Given that the UK gardening market is worth around £5 billion (excluding landscaping and amenity sectors), gardening has to be up there as one of the top opportunities to connect people with nature. In the third article of our series, we explore the idea of using brownfield design within mainstream gardening…
Gardening is big business; UK adults spend around £1.5 billion each year on plants for their gardens. Over the last few years there has been an increase of features in the media, promoting the value of growing wildlife friendly plants in our gardens. This has led to improved labelling in garden centres of plants that are pollinator friendly and a greater public awareness of the importance of being wildlife conscious when designing gardens.
Approximately, one in four adults in the UK use Gardening television programmes as inspiration, and with this in mind, it was heartening to see John Little’s feature on last Friday’s BBC ‘Gardener’s World’ programme. The show featured John’s four-acre wildlife garden in Essex, which he purchased in 1990:
“Back then it was pretty much mown grass dotted with a few ash/hawthorn and of course the obligatory 60’s weeping willow. On a warm south facing slope it was the perfect place for us to mess about with wild plants, waste materials and habitats. We had a 4 acre playground”.
John has a background in implementing wildlife friendly landscaping. He set up the Grass Roof Company in 1998, which has since enabled him to introduce wild landscapes into schools, public space and onto roofs. The brownfield garden is based on John’s experience of brownfield sites i.e. replicating a ‘disturbed’ environment, planting on waste materials left over from the construction industry. This substrate is nutrient poor and replicates habitats such as a dry chalk downland. Whilst this type of habitat creation has been practiced for many years as part of living roof design, transferring this to the mainstream gardening sector, is a relatively new concept.

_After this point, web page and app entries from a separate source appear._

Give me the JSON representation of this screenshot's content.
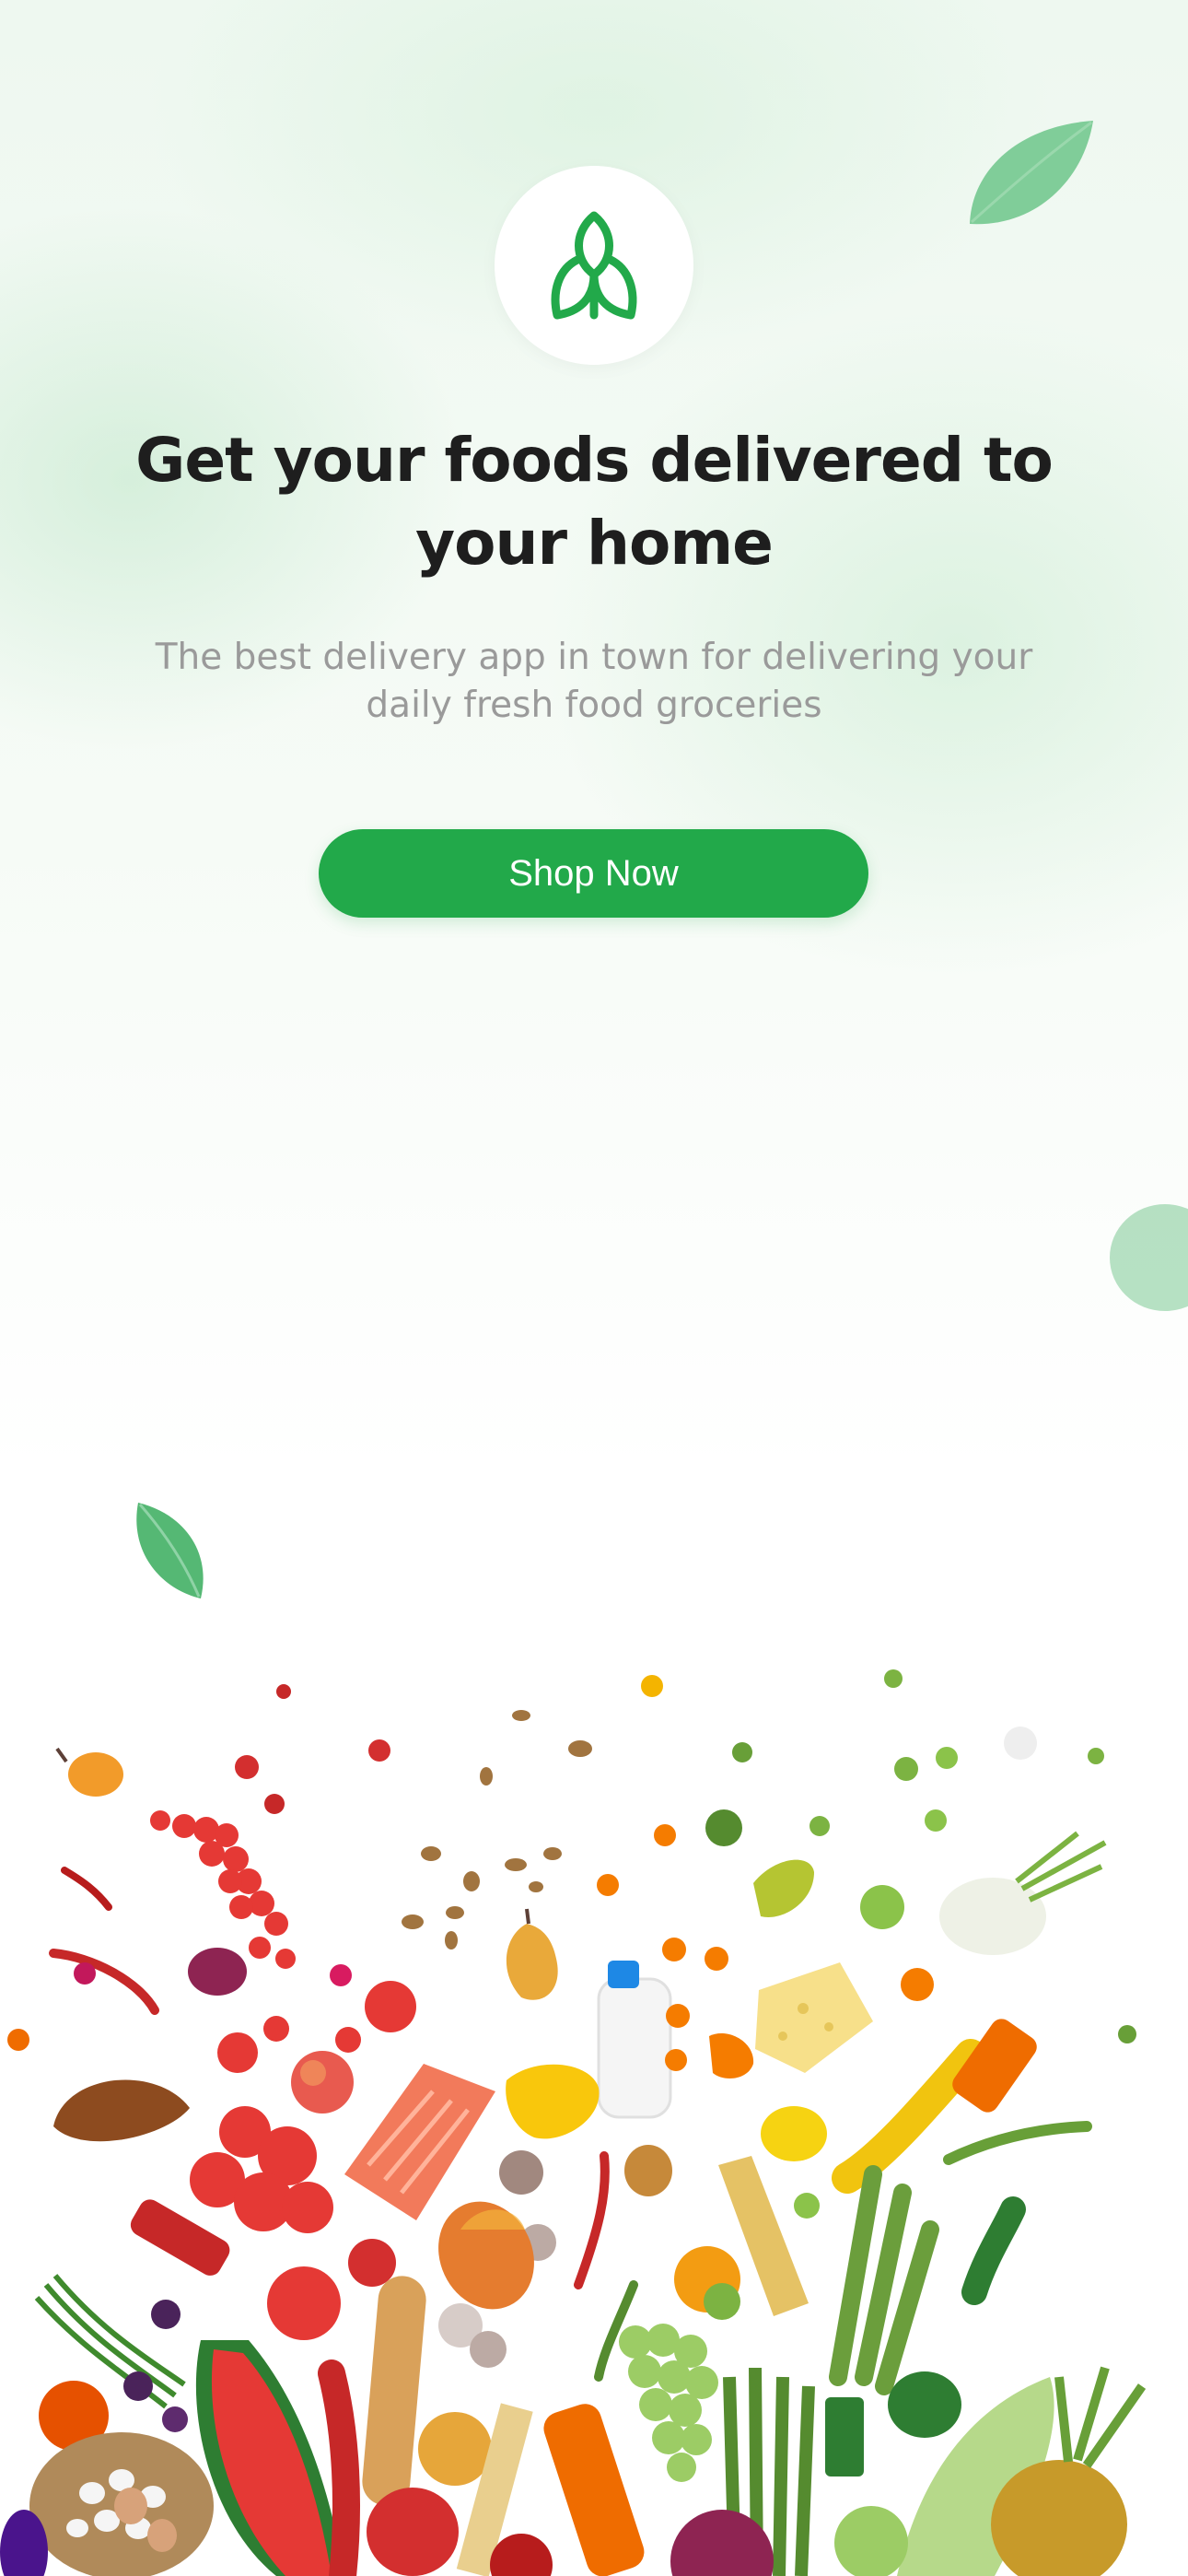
{
  "onboarding": {
    "logo_icon": "leaf-sprout-icon",
    "title": "Get your foods delivered to your home",
    "subtitle": "The best delivery app in town for delivering your daily fresh food groceries",
    "cta_label": "Shop Now"
  },
  "colors": {
    "brand_green": "#22a94a",
    "title": "#1e1e1e",
    "subtitle": "#9a9a9a"
  },
  "decoration": {
    "image": "fresh-produce-assortment",
    "leaves": [
      "leaf-icon",
      "leaf-icon",
      "leaf-icon"
    ]
  }
}
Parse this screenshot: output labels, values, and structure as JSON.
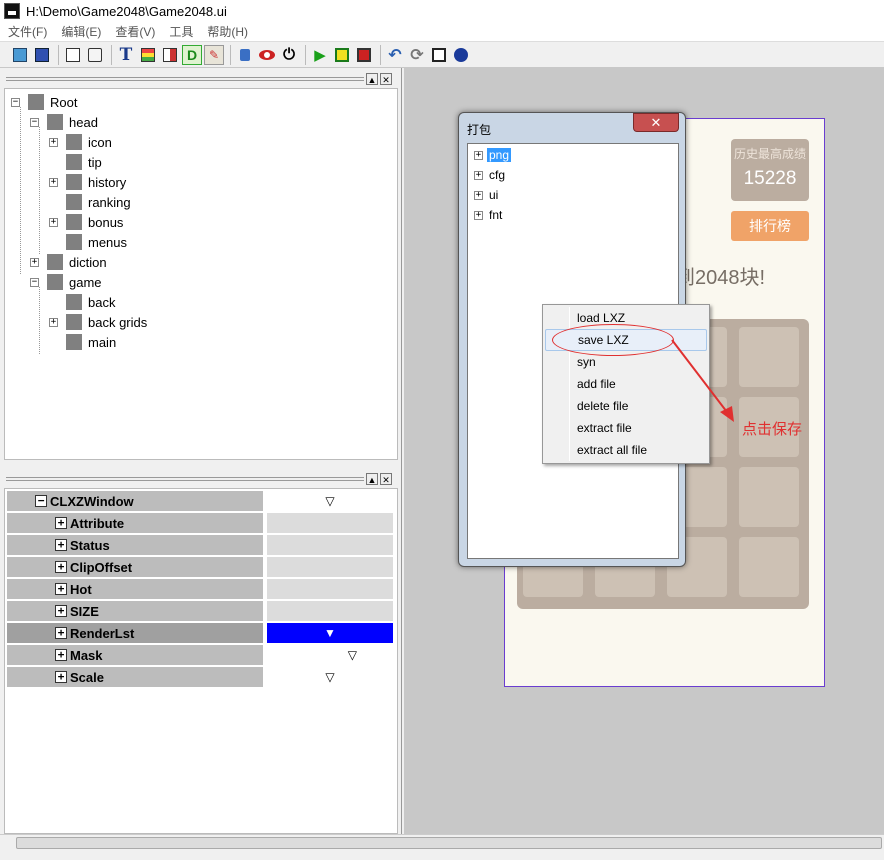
{
  "window": {
    "title": "H:\\Demo\\Game2048\\Game2048.ui"
  },
  "menu": [
    "文件(F)",
    "编辑(E)",
    "查看(V)",
    "工具",
    "帮助(H)"
  ],
  "toolbar": {
    "icons": [
      "open-icon",
      "save-icon",
      "edit-icon",
      "preview-icon",
      "text-icon",
      "grid-icon",
      "layout-icon",
      "debug-icon",
      "brush-icon",
      "lock-icon",
      "eye-icon",
      "power-icon",
      "play-icon",
      "yellow-square-icon",
      "stop-icon",
      "undo-icon",
      "refresh-icon",
      "crop-icon",
      "palette-icon"
    ],
    "d_label": "D",
    "t_label": "T"
  },
  "tree": {
    "root": "Root",
    "head": "head",
    "head_children": [
      "icon",
      "tip",
      "history",
      "ranking",
      "bonus",
      "menus"
    ],
    "diction": "diction",
    "game": "game",
    "game_children": [
      "back",
      "back grids",
      "main"
    ]
  },
  "properties": {
    "root": {
      "name": "CLXZWindow",
      "value": "▽"
    },
    "rows": [
      {
        "name": "Attribute",
        "value": ""
      },
      {
        "name": "Status",
        "value": ""
      },
      {
        "name": "ClipOffset",
        "value": ""
      },
      {
        "name": "Hot",
        "value": ""
      },
      {
        "name": "SIZE",
        "value": ""
      },
      {
        "name": "RenderLst",
        "value": "▼"
      },
      {
        "name": "Mask",
        "value": "▽"
      },
      {
        "name": "Scale",
        "value": "▽"
      }
    ]
  },
  "game": {
    "best_label": "历史最高成绩",
    "best_value": "15228",
    "score_partial": "2",
    "score_label_partial": "成",
    "ranking_button": "排行榜",
    "goal_partial": "到2048块!"
  },
  "dialog": {
    "title": "打包",
    "close": "✕",
    "items": [
      "png",
      "cfg",
      "ui",
      "fnt"
    ]
  },
  "context_menu": {
    "items": [
      "load LXZ",
      "save LXZ",
      "syn",
      "add file",
      "delete file",
      "extract file",
      "extract all file"
    ]
  },
  "annotation": "点击保存",
  "colors": {
    "annotation": "#e03030",
    "selection": "#0000ff",
    "frame": "#6a3dd0"
  }
}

John uses a gardening membrane to build the landscape features out of the crushed material (which can include concrete and even crushed toilets and sinks – these have been processed first to ensure that they are safe for use in this type of setting). The membrane acts as a barrier between the nutrient rich soils that are typically found in a garden. The result is an undulating landscape of microclimates and swaying wild flowers such as wild marjoram, wild basil, ladies bedstraw and wild fennel. A recent survey of John’s garden, identified 600 species of invertebrates using the site, but the stats get even more exciting when it’s revealed that three times the number of invertebrates are associated with the brownfield habitat in comparison to other habitats within the garden.
In addition to planting and landscaping, John has installed ‘bee posts’; these are essentially wooden posts with different sized holes drilled into them which are used by solitary bees.
“We have been drilling holes in timber for many years to provide nesting space for our native solitary bees. That’s all good, but a majority of our native bees nest in the ground; last year we trialled what we are calling sand planters, a central pipe filled with soil surrounded by a perforated steel ring packed with sand. We are hoping this will be a way of getting a pile of sand into urban places and provide space for plants. The holes in the steel are 10mm diameter, big enough to let our native bees in but still contain the sand. Some bees like the vertical to nest and some prefer the horizontal. We really hope this will help to provide valuable nesting space into the heart of our cities”.
John’s garden is a stunning illustration of what can be created using construction waste, and provides a shining example of how people can create a unique and beautiful landscape at home, whilst simultaneously providing something of enormous benefit to wildlife.
In addition to gardens, John is keen to look for opportunities to use this type of landscaping to mitigate the destruction of brownfield sites for development. Designing brownfield landscapes around new housing/commercial development, using construction waste from the site, would bring enormous benefit to biodiversity and be a means of reducing waste disposal off-site.
“Our brownfield sites were recently described by Natural England as the ‘rainforests of Britain’ for the diversity of species on and in them. Unfortunately they look ‘messy’ and rarely elicit much public opposition to their destruction for development. Wildlife loves our mess, we just need to design the mess in a way that people can accept – that way, we reuse our waste, create cool looking spaces and provide the best sites for much of our wildlife. This is our attempt at starting that debate”.
John has also campaigned to see these substrates used on railway embankments and motorway verges.
“Strips of rubble/crushed material within the embankments would really boost biodiversity. The railways already use crushed granite and limestone under the tracks, the dust from these materials makes a great low nutrient substrate for the embankments”.
 Source: Garden Retail Market Analysis Report 2014
 Source: Horticultural Trades Association (HTA), 2017
 Source: Ipsos Mori for the HTA, 2015
Further information: A link to John Little’s Grass Roof Company can be found HERE. You’ll find more information on brownfield landscapes via the website. Follow John on Twitter @grassroofco.